The house, Bernsen noted, does not have a lot of doors. “We don’t have curtains in our bedroom windows, either,” Pays replied.
“That’s why we have sex in the closet,” Bernsen joked.
Irony-Challenged. Jimromenesko.com has the tale of writer and Washington Post copy editor Bill Walsh, whose new book is Yes, I Could Care Less: How to Be a Language Snob Without Being a Jerk.
The title, of course, refers to people who say “could care less” when they mean “couldn’t care less.” But when Walsh decided to take advantage of a free-ad deal on LinkedIn, the ad was rejected.
The reason given: Poor grammar.

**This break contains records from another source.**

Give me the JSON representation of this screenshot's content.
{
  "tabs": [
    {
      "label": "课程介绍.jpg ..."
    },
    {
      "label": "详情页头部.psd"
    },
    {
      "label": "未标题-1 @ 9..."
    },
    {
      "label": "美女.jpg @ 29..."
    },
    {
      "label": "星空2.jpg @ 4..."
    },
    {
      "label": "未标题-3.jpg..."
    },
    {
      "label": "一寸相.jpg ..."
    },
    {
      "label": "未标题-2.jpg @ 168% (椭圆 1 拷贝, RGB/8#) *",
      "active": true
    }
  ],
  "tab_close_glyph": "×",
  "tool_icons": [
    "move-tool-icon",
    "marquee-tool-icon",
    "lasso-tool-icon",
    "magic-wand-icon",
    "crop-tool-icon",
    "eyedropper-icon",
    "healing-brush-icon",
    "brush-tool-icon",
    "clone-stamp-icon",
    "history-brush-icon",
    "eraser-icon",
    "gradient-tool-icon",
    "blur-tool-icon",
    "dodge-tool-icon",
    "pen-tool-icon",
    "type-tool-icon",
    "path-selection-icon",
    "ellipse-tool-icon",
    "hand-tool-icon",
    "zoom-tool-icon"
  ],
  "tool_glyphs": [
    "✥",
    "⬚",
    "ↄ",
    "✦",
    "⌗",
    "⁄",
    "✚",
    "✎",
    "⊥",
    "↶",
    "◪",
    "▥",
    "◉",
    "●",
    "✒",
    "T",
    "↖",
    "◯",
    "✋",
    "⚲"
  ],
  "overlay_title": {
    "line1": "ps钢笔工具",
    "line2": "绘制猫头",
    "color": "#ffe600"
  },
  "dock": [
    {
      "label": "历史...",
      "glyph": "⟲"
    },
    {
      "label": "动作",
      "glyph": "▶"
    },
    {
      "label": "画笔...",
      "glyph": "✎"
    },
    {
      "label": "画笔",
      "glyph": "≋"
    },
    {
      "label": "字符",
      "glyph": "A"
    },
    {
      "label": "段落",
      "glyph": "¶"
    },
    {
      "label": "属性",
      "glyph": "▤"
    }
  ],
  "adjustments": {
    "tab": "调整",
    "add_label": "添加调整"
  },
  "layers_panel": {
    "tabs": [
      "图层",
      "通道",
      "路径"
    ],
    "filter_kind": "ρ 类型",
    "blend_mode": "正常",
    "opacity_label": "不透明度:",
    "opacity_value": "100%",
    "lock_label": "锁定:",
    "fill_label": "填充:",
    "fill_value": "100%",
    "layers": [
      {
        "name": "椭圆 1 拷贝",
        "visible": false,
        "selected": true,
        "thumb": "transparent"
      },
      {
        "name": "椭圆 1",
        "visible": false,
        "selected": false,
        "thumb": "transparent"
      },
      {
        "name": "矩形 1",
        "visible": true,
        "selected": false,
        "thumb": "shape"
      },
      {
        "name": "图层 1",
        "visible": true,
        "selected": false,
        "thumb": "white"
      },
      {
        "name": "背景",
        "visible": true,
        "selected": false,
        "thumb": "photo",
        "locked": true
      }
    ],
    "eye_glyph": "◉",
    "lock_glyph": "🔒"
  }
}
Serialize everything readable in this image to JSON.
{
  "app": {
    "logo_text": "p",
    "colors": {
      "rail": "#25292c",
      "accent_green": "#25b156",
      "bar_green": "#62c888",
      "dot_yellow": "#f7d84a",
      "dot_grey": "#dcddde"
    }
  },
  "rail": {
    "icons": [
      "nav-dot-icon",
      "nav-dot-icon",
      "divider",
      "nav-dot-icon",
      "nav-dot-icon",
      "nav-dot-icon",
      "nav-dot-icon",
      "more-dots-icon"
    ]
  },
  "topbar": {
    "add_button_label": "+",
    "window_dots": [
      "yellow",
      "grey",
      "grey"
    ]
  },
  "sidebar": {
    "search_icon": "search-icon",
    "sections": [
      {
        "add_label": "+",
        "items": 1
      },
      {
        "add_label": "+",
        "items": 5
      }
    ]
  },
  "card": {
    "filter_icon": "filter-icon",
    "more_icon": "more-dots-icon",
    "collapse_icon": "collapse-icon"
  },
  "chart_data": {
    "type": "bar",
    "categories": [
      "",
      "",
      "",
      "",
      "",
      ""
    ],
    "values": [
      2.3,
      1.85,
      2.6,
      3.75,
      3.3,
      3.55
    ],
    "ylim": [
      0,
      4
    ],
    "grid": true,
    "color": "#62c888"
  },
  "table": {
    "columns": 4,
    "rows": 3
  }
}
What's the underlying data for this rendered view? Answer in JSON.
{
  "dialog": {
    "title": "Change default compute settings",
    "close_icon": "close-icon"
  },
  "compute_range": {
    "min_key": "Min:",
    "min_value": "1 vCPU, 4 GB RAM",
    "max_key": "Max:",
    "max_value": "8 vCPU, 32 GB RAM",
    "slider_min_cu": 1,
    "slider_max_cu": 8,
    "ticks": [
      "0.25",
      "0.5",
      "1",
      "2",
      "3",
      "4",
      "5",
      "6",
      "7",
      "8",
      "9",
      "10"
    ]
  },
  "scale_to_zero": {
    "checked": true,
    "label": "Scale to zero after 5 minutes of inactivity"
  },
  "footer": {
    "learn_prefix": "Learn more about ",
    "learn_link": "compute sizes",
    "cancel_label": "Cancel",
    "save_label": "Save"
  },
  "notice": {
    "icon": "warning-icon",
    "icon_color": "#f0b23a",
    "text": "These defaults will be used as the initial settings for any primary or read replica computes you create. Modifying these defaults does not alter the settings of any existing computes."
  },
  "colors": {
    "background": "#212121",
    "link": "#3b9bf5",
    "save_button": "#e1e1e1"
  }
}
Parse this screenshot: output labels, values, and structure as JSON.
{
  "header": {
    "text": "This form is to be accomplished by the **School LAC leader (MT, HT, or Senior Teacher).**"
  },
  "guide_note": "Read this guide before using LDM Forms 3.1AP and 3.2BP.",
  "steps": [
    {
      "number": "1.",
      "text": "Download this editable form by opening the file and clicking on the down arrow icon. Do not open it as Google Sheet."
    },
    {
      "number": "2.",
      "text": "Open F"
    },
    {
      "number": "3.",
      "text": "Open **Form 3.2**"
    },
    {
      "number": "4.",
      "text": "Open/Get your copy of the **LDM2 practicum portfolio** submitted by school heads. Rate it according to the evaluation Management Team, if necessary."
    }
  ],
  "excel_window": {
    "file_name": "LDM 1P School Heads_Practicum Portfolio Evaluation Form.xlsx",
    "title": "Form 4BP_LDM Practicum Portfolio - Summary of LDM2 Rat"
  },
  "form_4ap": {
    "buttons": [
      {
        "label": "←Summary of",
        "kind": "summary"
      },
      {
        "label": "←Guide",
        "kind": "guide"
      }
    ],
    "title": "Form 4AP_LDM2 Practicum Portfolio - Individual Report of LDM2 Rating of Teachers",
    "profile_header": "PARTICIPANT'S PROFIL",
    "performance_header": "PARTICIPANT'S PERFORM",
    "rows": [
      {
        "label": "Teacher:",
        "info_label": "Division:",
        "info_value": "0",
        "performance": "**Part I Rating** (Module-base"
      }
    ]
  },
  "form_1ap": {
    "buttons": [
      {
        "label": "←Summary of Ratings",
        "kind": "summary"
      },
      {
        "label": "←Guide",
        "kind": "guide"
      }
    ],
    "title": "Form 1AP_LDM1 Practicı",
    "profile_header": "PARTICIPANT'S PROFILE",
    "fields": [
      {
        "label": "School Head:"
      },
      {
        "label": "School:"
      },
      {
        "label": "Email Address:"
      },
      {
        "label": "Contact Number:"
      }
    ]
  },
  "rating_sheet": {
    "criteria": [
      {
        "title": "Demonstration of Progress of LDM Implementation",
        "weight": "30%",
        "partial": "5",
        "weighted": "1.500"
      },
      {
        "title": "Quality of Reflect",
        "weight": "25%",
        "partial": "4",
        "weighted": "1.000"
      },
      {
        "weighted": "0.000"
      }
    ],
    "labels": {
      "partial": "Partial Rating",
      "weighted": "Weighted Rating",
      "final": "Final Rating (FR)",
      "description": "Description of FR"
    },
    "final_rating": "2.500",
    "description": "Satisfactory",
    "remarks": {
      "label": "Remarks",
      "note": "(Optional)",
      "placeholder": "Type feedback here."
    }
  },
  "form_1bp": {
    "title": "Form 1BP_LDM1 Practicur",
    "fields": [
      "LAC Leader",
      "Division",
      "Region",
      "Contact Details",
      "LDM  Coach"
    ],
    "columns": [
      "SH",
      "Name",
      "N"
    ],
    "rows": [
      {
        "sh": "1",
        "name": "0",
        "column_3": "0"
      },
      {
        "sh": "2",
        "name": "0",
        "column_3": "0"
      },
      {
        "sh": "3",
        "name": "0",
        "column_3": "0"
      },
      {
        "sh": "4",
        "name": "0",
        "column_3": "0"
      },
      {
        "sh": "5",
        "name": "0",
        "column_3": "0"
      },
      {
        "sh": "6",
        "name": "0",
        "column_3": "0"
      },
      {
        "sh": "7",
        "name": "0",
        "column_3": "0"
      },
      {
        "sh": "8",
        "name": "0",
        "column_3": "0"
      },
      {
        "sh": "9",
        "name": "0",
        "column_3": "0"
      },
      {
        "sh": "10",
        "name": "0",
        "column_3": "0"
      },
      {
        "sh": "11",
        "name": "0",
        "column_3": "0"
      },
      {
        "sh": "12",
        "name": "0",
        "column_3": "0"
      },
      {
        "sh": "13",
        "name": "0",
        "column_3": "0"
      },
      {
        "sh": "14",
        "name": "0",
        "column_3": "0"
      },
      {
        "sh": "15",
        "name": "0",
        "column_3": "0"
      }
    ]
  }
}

Walsh told the site that he didn’t push the issue since “I wasn’t all that intent on placing the ad in the first place.” In other words, he really couldn’t care less.
Network TV/Local Notes. Aziz Ansari, Tom on NBC’s Parks and Recreation, is coming to PlayhouseSquare’s Palace Theatre in Cleveland on May 12. Tickets start at $35 and are now on sale at the PlayhouseSquare Ticket Office, www.playhousesquare.org, or by calling 216-241-6000.
The main characters on Community, the NBC comedy co-starring Northeast Ohio’s own Yvette Nicole Brown, will appear in puppet form in an April episode. April. In the episode, according to NBC, the study group takes a wild balloon ride that crash-lands in the woods. As the group members talk about the experience, which has left them all feeling a little awkward with one another, Dean Pelton encourages them to use puppets to tell their stories.
Rich Heldenfels writes about popular culture for the Beacon Journal and Ohio.com, including in the HeldenFiles Online, www.ohio.com/blogs/heldenfiles. He is also on Facebook and Twitter with still more entertainment notes and peculiar commentary. You can contact him at 330-996-3582 or firstname.lastname@example.org.